There was going to be a lot of it to pass. The average trip lasts maybe forty-five days each way. It doesn’t matter as much as you might think, how far you are going. Ten light-years or ten thousand: it matters some, but not linearly. They tell me that the ships are continually accelerating and accelerating the rate of acceleration the whole time. That delta isn’t linear, either, or even exponential, in any way that anybody can figure out. You hit the speed of light very quickly, in less than an hour. Then it seems to take quite a while before you exceed it by very much. Then they really pick up speed.
You can tell all this (they say) by watching the stars displayed on the overhead Heechee navigation screen (they say). Inside the first hour the stars all begin to change color and swim around. When you pass c you know it because they’ve all clustered in the center of the screen, which is in front of the ship as it ifies.
Actually the stars haven’t moved. You’re catching up with the light emitted by sources behind you, or to one side. The photons that are hitting the front viewer were emitted a day, or a week, or a hundred years ago. After a day or two they stop even looking like stars. There’s just a sort of mottled gray surface. It looks a little like a holofilm held up to the light, but you can make a virtual image out of a holofllm with a flashlight and nobody has ever made anything but pebbly gray out of what’s on the Heechee screens.

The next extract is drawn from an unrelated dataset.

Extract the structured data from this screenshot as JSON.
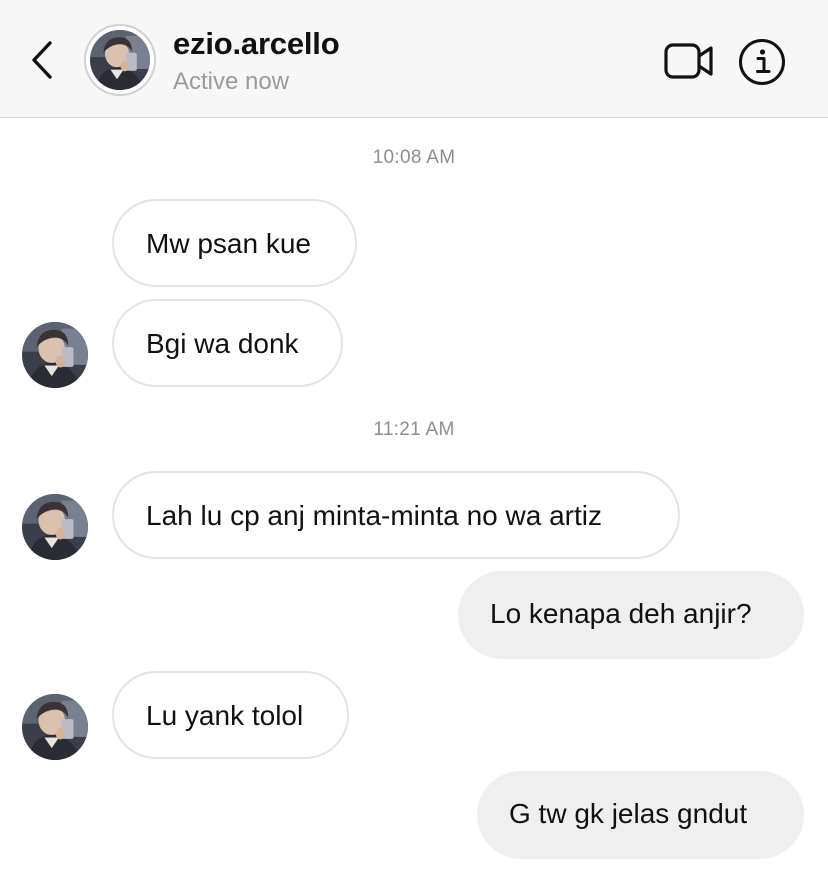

By the time I finally got into the toilet, the emergency didn’t seem as emergent; and when I came out Klara was alone in the capsule, checking star images with the theodolitic camera. She turned to regard me, then nodded. “You’re looking a little less green,” she said approvingly.

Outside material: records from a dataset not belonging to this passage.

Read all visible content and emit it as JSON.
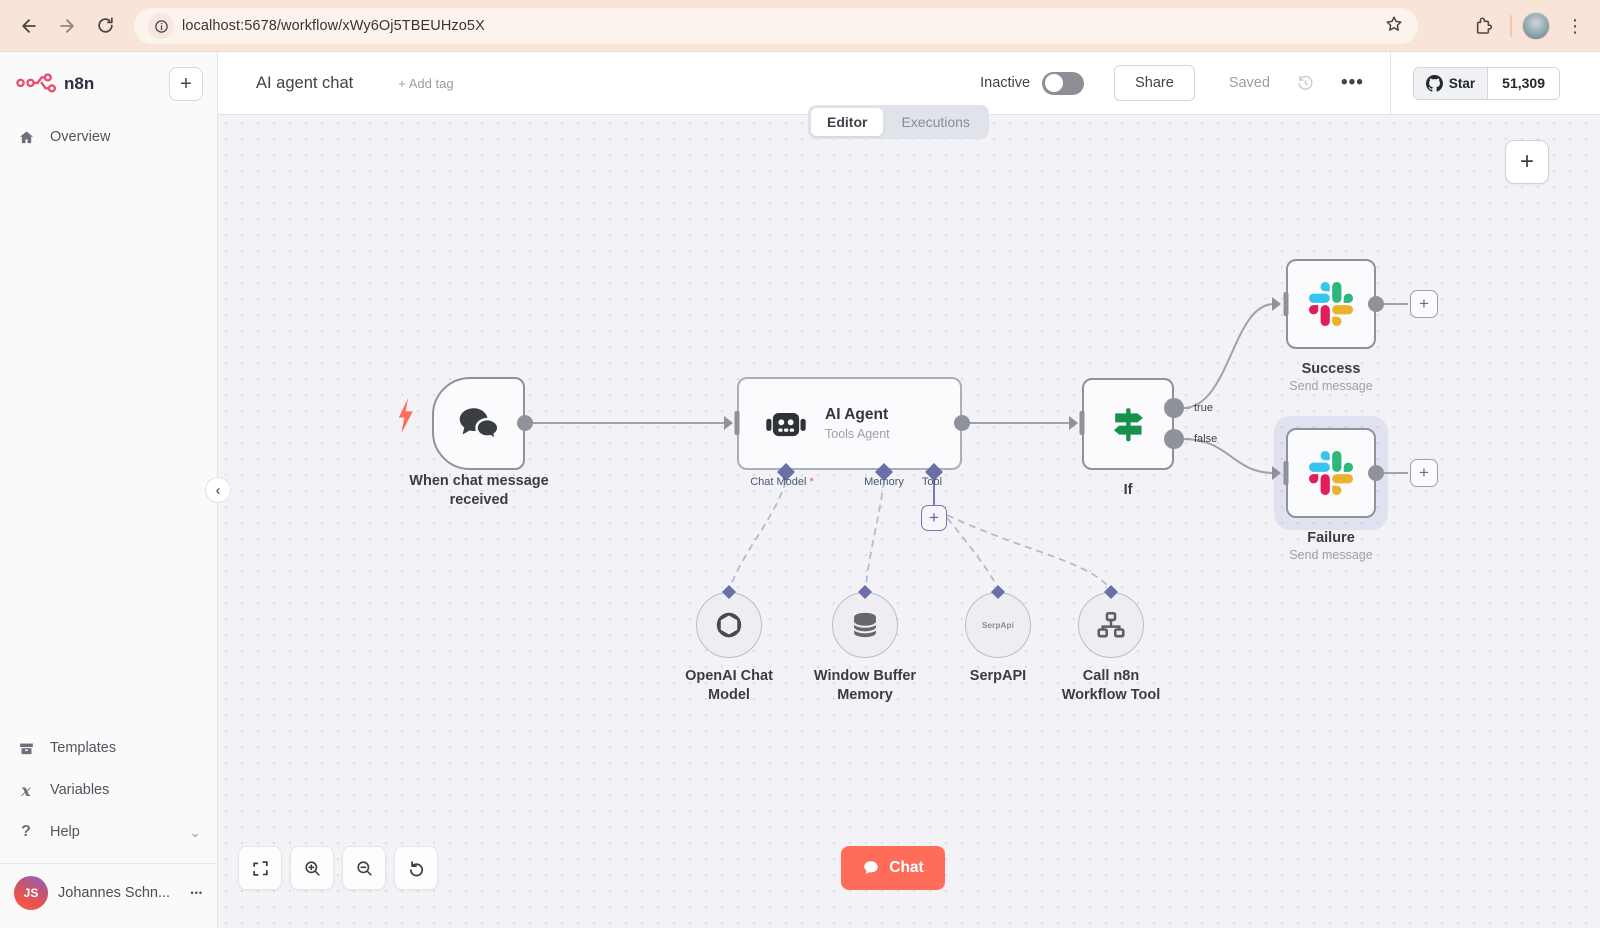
{
  "browser": {
    "url": "localhost:5678/workflow/xWy6Oj5TBEUHzo5X"
  },
  "sidebar": {
    "logo_text": "n8n",
    "items": [
      {
        "label": "Overview"
      },
      {
        "label": "Templates"
      },
      {
        "label": "Variables"
      },
      {
        "label": "Help"
      }
    ],
    "user": {
      "initials": "JS",
      "name": "Johannes Schn..."
    }
  },
  "header": {
    "title": "AI agent chat",
    "add_tag_label": "+ Add tag",
    "status_label": "Inactive",
    "share_label": "Share",
    "saved_label": "Saved",
    "github": {
      "star_label": "Star",
      "star_count": "51,309"
    }
  },
  "tabs": {
    "editor_label": "Editor",
    "executions_label": "Executions"
  },
  "workflow": {
    "trigger": {
      "label": "When chat message received"
    },
    "agent": {
      "title": "AI Agent",
      "subtitle": "Tools Agent",
      "ports": [
        {
          "label": "Chat Model",
          "required": "*"
        },
        {
          "label": "Memory"
        },
        {
          "label": "Tool"
        }
      ]
    },
    "if_node": {
      "label": "If",
      "outputs": [
        {
          "label": "true"
        },
        {
          "label": "false"
        }
      ]
    },
    "success": {
      "label": "Success",
      "sublabel": "Send message"
    },
    "failure": {
      "label": "Failure",
      "sublabel": "Send message"
    },
    "subnodes": [
      {
        "label": "OpenAI Chat Model"
      },
      {
        "label": "Window Buffer Memory"
      },
      {
        "label": "SerpAPI",
        "icon_text": "SerpApi"
      },
      {
        "label": "Call n8n Workflow Tool"
      }
    ],
    "chat_button_label": "Chat"
  },
  "icons": {
    "plus": "+",
    "kebab_vertical": "⋮",
    "kebab_horizontal": "•••",
    "ellipsis_small": "•••",
    "chevron_left": "‹",
    "chevron_down": "⌄",
    "variables_glyph": "x",
    "help_glyph": "?"
  },
  "colors": {
    "accent_n8n": "#ea4b71",
    "chat_button": "#ff6d5a",
    "if_green": "#17914b",
    "slack_blue": "#36C5F0",
    "slack_green": "#2EB67D",
    "slack_yellow": "#ECB22E",
    "slack_red": "#E01E5A",
    "connector_purple": "#6a6fa9",
    "edge_gray": "#9fa2a9"
  }
}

“I’ll live; Where are the boys?”
“Where would they be? They’re down in the lander. Dred thinks maybe we should split things up so you and I get the lander to ourselves part of the time while they’re up here, then we come up here and they take it.”
“Hmm.” That sounded pretty nice; actually, I’d been wondering how we were going to work out anything like privacy. “Okay. What do you want me to do now?”
She reached over and gave me an absentminded kiss. “Just stay out of the way. Know what? We look like we’re going almost toward straight Galactic North.”
I received that information with the weighty consideration of ignorance. Then I said, “Is that good?”
She grinned. “How can you tell?” I lay back and watched her. If she was as frightened as I was, and I had little doubt she was, she certainly was not letting it show.
I began wondering what was toward Galactic North — and, more important, how long it would take us to get there.
The shortest trip to another star system on record was eighteen days. That was Barnard’s Star, and it was a bust, nothing there. The longest, or anyway the longest anybody knows of so far — who knows how many ships containing dead prospectors are still on their way back from, maybe, M-31 in Andromeda? — was a hundred and seventy-five days each way. They did come back dead. Hard to tell where they were. The pictures they took didn’t show much, and the prospectors themselves, of course, were no longer in condition to say.
When you start out it’s pretty scary even for a veteran. You know you’re accelerating. You don’t know how long the acceleration will last. When you hit turnaround you can tell. First thing, you know formally because that golden coil in every Heechee ship flickers a little bit. (No one knows why.) But you know that you’re turning around even without looking, because the little pseudo-grav that had been dragging you toward the back of the ship now starts dragging you toward the front. Bottom becomes top.
Why didn’t the Heechee just turn their ships around in midflight, so as to use the same propulsive thrust for both acceleration and deceleration? I wouldn’t know. You’d have to be a Heechee to know that.
Maybe it has something to do with the fact that all their viewing equipment seems to be in front. Maybe it’s because the front part of the ship is always heavily armored, even in the lightweight ships — against, I guess, the impact of stray molecules of gas or dust. But some of the bigger ships, a few Threes and almost all the Fives, are armored all over. They don’t turn around either.